It took me fifteen years years to stand up for my rights, to begin putting words on the page again, and to allow those words to accumulate, slowly, into poems, essays, and stories. And now, for all those who have lost this right, I'm evangelical about reclaiming it. Now is the time. Writing is the way. I use the classroom and my office as a pulpit. I preach at dinner parties. On the telephone. On walks with friends. I want everyone to see the light, to know that they can relieve themselves of the misery of not writing, of the frustration of not liking what they write, of the fear of not being able to write at all. And I offer to show blocked writers they can do this. Not by looking for culprits. And not by filling themselves with regret or thinking of all the time they have wasted. I want to help by assisting them in the process of recovery. By showing them that their struggle or their strain with writing,while personal and particular, also shares a great deal with the struggles and strains of many other people who find it uncomfortable to write. That by recognizing their responses and reactions, understanding their origins and motivations, and learning new strategies to deal with writing, blocked writers can reclaim their right to write, just as I did.
Try This
1. Think about sitting down to write--a report, a term paper, a legal brief, a short story, or any other form you choose--and observe your emotions, your thoughts, and your physical response. Do you feel a sense of dread? Does your heart beat faster? Do you tell yourself, "This will never work out"? Or do you quickly think of something else you should be doing instead?
2. If you have caught yourself avoiding writing or feeling tense about it, ask yourself why. Ask yourself, "Why do I always wait to begin until the writing is due the next day? Why have I suddenly decided to learn Spanish or train for a marathon? Why do I find time to solve everybody else's problems but not to do my writing?"
3. If the topic of writing comes up in conversation, how do you react? Do you join right in? Or do you stop participating? Do you try to change the topic? Walk away?
4. What have you done to encourage--or force--yourself to write? Have you felt angry with yourself for not writing? Punitive?
5. Think about sitting down to write. What images arise for you?
6. If you usually write to deadline, try beginning your next writing project ahead of time. Notice how you feel writing in advance.
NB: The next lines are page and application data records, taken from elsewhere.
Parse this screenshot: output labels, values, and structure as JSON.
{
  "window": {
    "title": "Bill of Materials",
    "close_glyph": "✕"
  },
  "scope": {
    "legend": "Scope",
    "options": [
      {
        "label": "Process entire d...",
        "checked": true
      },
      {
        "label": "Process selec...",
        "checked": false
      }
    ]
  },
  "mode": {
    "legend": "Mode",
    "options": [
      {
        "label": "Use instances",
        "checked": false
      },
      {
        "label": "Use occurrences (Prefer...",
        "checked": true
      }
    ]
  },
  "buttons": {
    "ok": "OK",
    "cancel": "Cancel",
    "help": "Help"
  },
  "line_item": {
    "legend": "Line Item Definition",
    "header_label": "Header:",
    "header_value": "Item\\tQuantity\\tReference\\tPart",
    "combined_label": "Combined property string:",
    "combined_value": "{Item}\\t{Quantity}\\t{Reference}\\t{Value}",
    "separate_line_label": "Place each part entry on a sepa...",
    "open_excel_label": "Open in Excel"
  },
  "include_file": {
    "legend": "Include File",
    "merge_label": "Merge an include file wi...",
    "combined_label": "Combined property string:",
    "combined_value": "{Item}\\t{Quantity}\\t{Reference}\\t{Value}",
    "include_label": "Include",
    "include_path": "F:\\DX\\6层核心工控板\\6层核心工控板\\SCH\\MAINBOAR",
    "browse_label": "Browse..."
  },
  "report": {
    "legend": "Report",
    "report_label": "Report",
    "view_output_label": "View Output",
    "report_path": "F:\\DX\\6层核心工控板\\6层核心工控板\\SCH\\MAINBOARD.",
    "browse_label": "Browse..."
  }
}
What kinds of thoughts run through your head?

UNSTUCK. Copyright © 2003 by Jane Anne Staw, Ph.D. All rights reserved. No part of this book may be reproduced in any manner whatsoever without written permission except in the case of brief quotations embodied in critical articles or reviews. For information, address St. Martin's Press, 175 Fifth Avenue, New York, N.Y. 10010.